“Awareness of the adverse health effects and short and long-term consequences of harmful alcohol consumption is key.

“Of concern, the data shows still more than a third (36 per cent) of school students aged 16 or 17 had at least one alcoholic drink in the week before the survey.

“There is convincing evidence that alcohol use increases the risk of cancers of the mouth, pharynx, larynx, oesophagus, liver, and breast (in women), and probable evidence that it increases the risk of bowel cancer (in women).

“Alcohol use may also contribute to weight (fat) gain, which increases the risk of a range of chronic diseases, including some cancers.

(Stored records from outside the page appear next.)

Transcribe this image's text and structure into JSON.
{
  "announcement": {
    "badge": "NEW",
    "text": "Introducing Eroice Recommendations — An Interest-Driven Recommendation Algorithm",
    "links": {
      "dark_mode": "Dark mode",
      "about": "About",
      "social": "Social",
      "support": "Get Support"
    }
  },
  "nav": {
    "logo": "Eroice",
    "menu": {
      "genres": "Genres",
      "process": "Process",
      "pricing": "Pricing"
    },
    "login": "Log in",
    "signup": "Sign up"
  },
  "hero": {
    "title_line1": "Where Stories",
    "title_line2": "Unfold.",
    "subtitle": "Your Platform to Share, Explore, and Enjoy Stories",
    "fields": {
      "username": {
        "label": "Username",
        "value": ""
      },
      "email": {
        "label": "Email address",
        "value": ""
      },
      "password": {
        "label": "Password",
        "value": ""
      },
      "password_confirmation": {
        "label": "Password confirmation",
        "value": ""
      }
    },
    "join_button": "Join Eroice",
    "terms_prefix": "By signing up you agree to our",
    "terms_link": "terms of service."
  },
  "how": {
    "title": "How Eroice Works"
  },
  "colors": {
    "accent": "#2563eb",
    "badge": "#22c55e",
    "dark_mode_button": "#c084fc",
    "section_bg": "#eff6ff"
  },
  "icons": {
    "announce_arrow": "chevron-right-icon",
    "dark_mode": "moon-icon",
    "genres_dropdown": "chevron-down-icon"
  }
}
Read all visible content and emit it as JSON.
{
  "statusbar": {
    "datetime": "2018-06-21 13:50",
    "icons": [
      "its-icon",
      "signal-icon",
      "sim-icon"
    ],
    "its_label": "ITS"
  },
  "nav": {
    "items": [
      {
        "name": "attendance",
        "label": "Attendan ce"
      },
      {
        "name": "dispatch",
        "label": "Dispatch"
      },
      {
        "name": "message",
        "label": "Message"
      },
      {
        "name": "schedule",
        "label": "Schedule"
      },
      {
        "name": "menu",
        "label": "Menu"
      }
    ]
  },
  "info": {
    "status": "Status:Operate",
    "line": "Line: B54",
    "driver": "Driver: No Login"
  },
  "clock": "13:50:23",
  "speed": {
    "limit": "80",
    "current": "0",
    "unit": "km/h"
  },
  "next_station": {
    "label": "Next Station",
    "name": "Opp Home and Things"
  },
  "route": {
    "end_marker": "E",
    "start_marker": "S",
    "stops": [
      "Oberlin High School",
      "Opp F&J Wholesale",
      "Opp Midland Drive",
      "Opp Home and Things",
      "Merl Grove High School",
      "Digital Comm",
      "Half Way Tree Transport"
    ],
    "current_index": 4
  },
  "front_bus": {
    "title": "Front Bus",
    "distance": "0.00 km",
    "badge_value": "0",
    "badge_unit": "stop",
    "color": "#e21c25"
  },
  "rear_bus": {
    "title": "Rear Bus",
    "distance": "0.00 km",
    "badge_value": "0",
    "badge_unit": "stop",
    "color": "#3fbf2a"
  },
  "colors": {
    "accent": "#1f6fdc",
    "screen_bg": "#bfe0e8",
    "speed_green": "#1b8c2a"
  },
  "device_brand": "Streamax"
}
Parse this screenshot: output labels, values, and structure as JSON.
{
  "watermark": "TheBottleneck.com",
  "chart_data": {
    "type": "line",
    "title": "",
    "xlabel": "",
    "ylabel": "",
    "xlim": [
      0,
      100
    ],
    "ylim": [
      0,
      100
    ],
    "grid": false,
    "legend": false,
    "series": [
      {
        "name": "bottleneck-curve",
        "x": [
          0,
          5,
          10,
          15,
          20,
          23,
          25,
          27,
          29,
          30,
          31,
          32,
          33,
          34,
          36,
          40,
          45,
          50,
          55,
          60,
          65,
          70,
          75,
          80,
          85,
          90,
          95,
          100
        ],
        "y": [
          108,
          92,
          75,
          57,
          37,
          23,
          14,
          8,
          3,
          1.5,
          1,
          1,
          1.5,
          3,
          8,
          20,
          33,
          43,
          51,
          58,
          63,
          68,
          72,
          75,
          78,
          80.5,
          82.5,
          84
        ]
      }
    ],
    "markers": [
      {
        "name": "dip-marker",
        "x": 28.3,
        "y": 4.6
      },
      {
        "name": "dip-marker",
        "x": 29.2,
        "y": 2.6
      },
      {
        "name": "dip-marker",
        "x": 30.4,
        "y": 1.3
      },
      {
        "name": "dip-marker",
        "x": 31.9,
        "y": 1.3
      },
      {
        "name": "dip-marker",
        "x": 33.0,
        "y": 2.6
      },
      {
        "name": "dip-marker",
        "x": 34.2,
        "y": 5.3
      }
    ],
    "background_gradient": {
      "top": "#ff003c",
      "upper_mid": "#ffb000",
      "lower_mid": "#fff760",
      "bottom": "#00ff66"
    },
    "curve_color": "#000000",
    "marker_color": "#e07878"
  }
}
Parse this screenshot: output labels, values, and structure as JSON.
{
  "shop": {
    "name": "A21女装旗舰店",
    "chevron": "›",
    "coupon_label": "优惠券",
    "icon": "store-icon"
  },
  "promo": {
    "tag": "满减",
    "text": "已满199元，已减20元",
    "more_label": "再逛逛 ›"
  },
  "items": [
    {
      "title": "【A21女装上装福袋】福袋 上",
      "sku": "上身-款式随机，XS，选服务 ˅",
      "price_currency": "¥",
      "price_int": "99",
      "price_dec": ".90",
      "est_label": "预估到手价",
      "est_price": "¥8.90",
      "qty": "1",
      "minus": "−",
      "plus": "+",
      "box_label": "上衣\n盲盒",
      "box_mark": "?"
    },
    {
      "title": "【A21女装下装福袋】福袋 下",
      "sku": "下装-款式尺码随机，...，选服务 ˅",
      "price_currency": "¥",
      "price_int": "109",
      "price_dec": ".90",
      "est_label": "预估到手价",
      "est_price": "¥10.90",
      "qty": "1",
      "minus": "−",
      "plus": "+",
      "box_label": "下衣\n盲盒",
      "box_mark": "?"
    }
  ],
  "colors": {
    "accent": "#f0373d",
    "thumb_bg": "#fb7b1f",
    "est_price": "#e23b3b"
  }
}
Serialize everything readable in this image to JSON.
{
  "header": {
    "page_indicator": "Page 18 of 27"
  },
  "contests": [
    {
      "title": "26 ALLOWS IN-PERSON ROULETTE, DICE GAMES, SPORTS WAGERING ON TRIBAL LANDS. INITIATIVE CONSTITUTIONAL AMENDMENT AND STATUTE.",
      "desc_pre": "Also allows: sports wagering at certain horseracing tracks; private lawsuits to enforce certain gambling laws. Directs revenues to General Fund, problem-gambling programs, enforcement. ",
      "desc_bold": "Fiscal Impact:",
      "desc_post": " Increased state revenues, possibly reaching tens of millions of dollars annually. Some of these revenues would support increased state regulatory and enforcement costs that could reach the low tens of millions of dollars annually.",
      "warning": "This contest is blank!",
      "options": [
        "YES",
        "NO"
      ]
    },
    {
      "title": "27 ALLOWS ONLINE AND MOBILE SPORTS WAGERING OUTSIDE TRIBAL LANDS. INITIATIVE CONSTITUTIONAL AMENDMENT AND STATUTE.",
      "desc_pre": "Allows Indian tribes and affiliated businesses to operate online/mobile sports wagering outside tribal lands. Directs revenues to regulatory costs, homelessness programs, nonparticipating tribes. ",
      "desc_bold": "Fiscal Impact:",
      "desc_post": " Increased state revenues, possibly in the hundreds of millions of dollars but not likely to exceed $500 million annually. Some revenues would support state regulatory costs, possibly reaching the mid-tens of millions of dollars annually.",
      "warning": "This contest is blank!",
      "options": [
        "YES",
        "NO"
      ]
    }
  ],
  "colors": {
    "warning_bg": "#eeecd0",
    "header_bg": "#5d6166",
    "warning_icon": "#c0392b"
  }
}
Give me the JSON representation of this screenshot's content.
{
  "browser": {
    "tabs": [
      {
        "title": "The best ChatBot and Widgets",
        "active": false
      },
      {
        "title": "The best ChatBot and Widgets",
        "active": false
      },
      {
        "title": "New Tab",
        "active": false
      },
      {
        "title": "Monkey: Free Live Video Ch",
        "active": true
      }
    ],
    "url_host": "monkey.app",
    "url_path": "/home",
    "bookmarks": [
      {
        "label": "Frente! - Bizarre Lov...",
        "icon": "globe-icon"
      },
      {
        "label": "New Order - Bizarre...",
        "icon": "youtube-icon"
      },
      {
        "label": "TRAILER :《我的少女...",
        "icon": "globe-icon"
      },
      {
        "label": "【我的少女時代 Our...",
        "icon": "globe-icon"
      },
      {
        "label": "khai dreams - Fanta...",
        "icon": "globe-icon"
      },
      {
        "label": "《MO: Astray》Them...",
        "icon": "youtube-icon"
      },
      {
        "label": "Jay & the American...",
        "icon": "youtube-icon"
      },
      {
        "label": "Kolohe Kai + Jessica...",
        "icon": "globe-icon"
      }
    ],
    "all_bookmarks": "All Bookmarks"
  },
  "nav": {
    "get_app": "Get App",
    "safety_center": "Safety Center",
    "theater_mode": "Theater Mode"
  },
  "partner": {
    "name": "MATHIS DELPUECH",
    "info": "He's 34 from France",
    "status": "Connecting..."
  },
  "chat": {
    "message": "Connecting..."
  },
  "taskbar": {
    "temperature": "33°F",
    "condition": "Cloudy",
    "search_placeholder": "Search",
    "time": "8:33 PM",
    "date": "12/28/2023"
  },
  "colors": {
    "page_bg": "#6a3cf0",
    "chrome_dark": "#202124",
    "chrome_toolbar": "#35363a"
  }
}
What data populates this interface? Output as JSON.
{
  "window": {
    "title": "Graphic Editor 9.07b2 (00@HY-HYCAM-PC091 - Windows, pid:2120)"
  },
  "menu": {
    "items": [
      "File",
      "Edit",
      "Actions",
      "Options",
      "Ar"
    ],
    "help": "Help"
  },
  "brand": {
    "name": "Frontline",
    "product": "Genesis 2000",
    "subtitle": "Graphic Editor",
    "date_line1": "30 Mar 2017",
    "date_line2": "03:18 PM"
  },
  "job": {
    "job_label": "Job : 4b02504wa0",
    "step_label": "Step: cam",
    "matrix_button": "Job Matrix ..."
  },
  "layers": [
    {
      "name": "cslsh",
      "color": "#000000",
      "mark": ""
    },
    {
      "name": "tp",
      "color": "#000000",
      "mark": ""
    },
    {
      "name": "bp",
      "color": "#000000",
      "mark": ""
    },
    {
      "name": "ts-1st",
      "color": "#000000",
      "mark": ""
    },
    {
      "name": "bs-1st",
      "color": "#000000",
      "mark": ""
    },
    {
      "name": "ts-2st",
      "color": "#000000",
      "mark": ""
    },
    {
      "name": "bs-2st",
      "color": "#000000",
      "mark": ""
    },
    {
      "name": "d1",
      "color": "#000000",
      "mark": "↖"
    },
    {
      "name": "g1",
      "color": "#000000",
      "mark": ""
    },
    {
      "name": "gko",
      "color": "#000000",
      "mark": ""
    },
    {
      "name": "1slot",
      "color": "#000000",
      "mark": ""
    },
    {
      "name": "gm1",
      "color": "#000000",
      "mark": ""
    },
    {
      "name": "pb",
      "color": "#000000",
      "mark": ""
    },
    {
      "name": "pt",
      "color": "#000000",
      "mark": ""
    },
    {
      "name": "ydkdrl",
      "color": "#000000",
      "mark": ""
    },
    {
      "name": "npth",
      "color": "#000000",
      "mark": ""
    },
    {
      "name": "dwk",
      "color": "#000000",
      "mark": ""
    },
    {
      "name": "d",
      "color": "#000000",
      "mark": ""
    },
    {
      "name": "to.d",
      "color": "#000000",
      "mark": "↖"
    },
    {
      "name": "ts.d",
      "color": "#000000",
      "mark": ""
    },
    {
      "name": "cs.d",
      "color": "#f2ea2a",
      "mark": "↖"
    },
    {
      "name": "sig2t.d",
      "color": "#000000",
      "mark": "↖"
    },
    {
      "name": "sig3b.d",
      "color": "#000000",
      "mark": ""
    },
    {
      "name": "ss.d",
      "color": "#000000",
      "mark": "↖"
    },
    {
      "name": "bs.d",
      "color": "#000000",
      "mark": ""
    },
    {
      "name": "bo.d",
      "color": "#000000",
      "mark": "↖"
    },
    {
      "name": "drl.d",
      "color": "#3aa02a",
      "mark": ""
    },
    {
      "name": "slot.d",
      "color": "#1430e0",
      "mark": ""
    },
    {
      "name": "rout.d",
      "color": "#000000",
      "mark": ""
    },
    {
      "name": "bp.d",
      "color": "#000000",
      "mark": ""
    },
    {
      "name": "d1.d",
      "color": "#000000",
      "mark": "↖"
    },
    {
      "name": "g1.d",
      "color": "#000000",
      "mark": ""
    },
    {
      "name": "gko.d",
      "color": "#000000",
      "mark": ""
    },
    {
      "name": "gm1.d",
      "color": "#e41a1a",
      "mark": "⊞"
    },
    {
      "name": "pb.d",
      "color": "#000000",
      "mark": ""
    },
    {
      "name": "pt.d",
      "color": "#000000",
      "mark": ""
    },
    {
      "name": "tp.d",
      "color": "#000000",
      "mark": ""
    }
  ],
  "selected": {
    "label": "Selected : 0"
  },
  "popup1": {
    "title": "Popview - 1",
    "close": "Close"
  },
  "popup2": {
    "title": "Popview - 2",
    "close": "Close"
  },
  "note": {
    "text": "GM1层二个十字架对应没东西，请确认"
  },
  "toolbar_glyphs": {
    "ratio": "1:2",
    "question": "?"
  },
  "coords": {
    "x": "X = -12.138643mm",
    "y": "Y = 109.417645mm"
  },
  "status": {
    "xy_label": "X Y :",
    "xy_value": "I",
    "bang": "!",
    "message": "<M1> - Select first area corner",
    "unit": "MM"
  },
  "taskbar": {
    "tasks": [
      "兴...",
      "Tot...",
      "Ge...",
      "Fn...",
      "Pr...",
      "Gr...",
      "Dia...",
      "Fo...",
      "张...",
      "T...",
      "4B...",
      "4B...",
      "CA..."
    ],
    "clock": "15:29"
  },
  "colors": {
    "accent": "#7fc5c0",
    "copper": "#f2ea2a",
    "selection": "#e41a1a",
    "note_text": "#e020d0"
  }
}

“Even drinking small amounts of alcohol increases a person’s cancer risk.

“The more you drink, the greater the risk. If you choose to drink, Cancer Council recommends Queenslanders limit their intake.

“We all have a role to play in reducing alcohol consumption among students – this latest study reinforces the need for joint action on the part of individuals, communities, governments, and organisations.”

The ASSAD study also found among students who identified themselves as either current drinkers or who had a drink within the last 12 months, parents or guardians were the most likely source of the students’ last alcoholic drink (44 per cent), followed by friends (20 per cent).

Alcohol consumption is linked with 3200 cases of cancer of the mouth, throat, oesophagus, liver, bowel and female breast in Australia each year.

For individuals who choose to drink alcohol, Cancer Council recommends Queenslanders drink only within the National Health and Medical Research Council (NHMRC) guidelines.

Conducted every three years since 1984, the ASSAD survey is a collaboration between the Cancer Councils in Victoria, South Australia, Queensland and Tasmania, state and territory governments and the Australian Government Department of Health.

Around 23,000 secondary students aged between 12 and 17 years participated in the 2014 ASSAD Survey nationally.

For more information about Cancer Council Queensland, visit or phone 13 11 20.

For more information or interviews, please contact:
Lisa Maynard,
Senior Media Advisor,
Cancer Council Queensland
Phone: (07) 3634 5171
Mobile: 0488 015 702